Jun 14, 2021 - Health

The disproportionate impact of COVID-19 on young Hispanic Americans

Image of a make-shift hospital for COVID-19 patients in Los Angeles, California.

A field hospital tent for suspected COVID-19 patients outside the emergency department of Martin Luther King Jr. Community Hospital in the Willowbrook neighborhood of Los Angeles, California. (Photo by PATRICK T. FALLON/AFP via Getty Images)

Hispanic Americans between the ages of 20 and 54 were 8.5 times more likely than white Americans in the same age group to die of COVID-19, according to a recent study of California deaths.

Why it matters: Hispanic Americans experienced higher rates of COVID-19 infections than any other racial or ethnic group, per the New York Times. The study of California deaths, published this month, found that Hispanic Americans were also younger when they died, often in their prime of life.

  • The deaths of young Hispanic Americans led to "the unraveling of income streams and support networks," the Times noted.

What they're saying: The effects of a younger person's death are far-reaching, Dr. Mary Bassett, director of the François-Xavier Bagnoud Center for Health and Human Rights at Harvard, told the New York Times.

  • “When you die young, you may be a critical breadwinner for your family," she said.
  • “You may have dependent children. And we know that losing a parent is not good for children and has an impact on their future development and psychological well-being.”
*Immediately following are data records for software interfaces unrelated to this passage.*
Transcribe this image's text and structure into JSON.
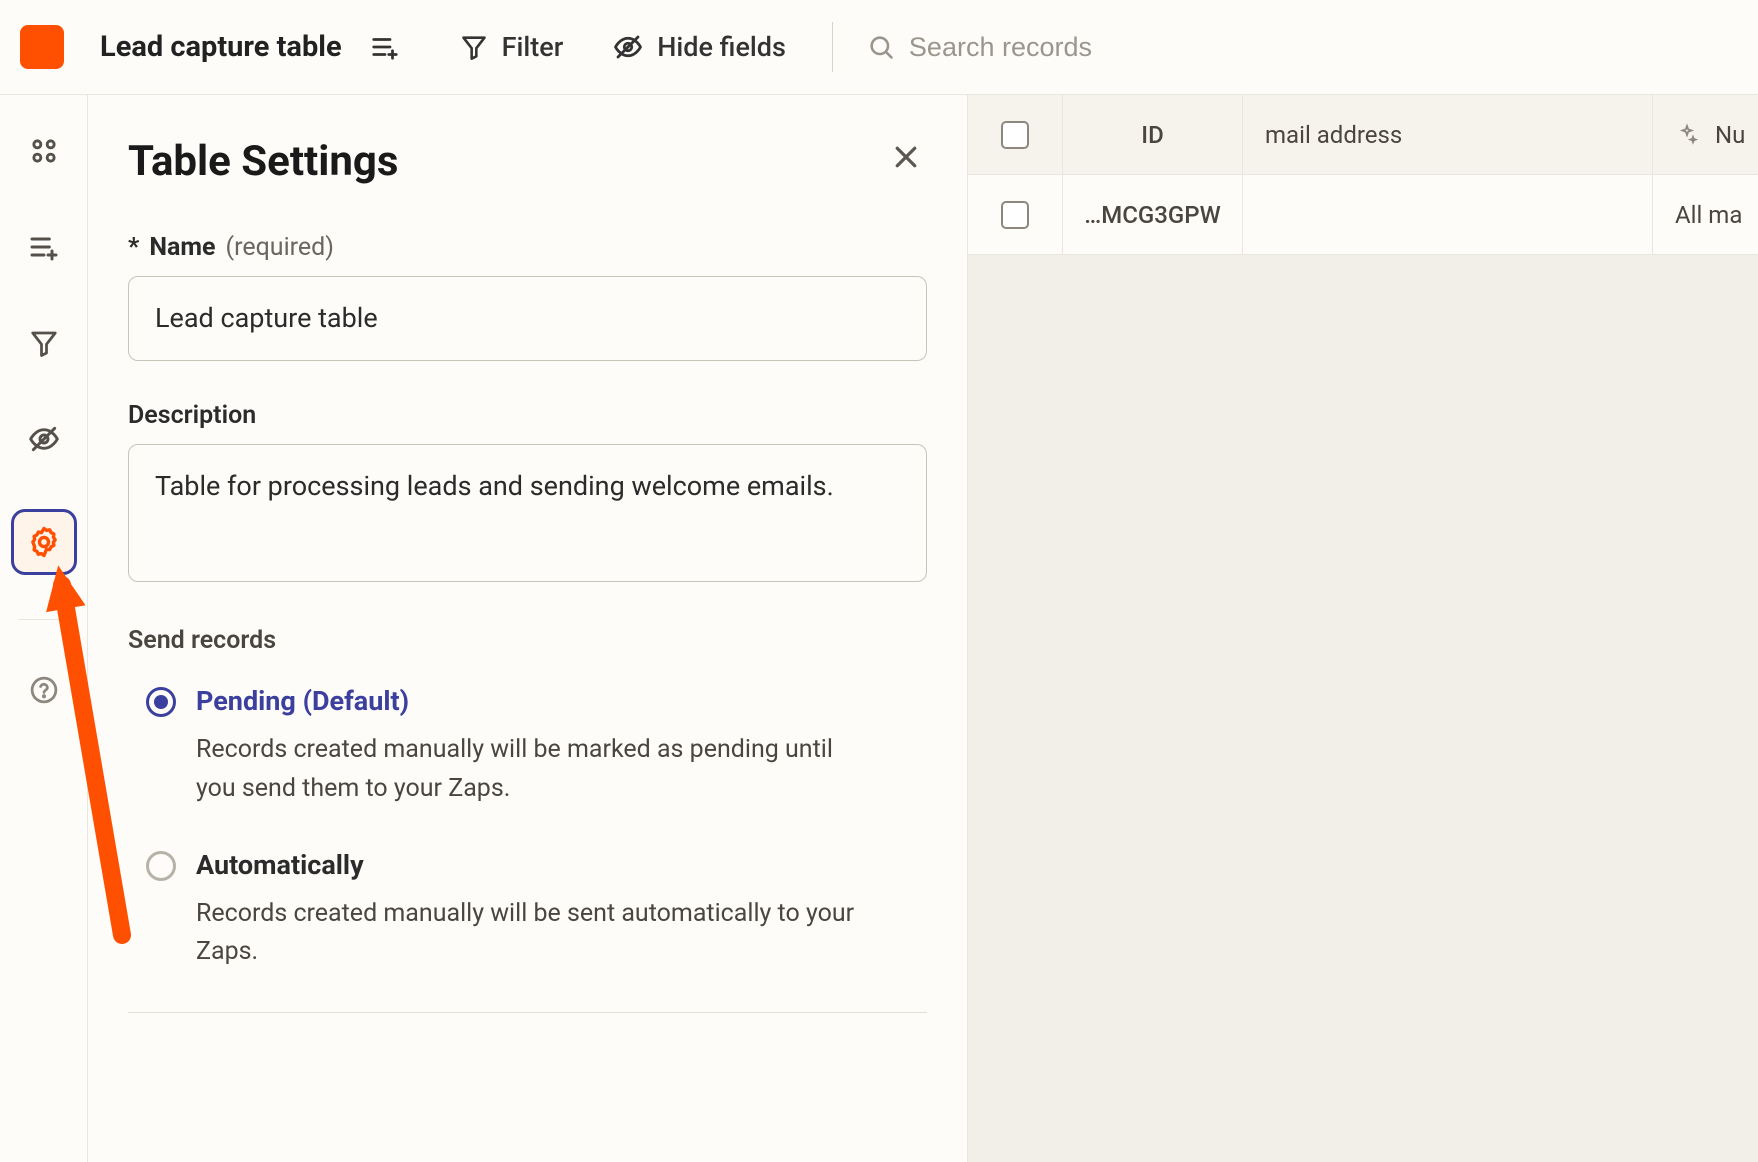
{
  "toolbar": {
    "table_title": "Lead capture table",
    "filter_label": "Filter",
    "hide_fields_label": "Hide fields",
    "search_placeholder": "Search records"
  },
  "settings_panel": {
    "title": "Table Settings",
    "name_field": {
      "label_prefix": "*",
      "label": "Name",
      "hint": "(required)",
      "value": "Lead capture table"
    },
    "description_field": {
      "label": "Description",
      "value": "Table for processing leads and sending welcome emails."
    },
    "send_records": {
      "section_label": "Send records",
      "options": [
        {
          "title": "Pending (Default)",
          "desc": "Records created manually will be marked as pending until you send them to your Zaps.",
          "selected": true
        },
        {
          "title": "Automatically",
          "desc": "Records created manually will be sent automatically to your Zaps.",
          "selected": false
        }
      ]
    }
  },
  "table": {
    "columns": {
      "id": "ID",
      "email": "mail address",
      "nu": "Nu"
    },
    "rows": [
      {
        "id": "…MCG3GPW",
        "email": "",
        "nu": "All ma"
      }
    ]
  }
}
The big picture: The coronavirus pandemic has had a disproportionate impact on Black and Latino communities as a result of numerous engrained inequities within the health care system, Axios' Caitlin Owens reported.

Go deeper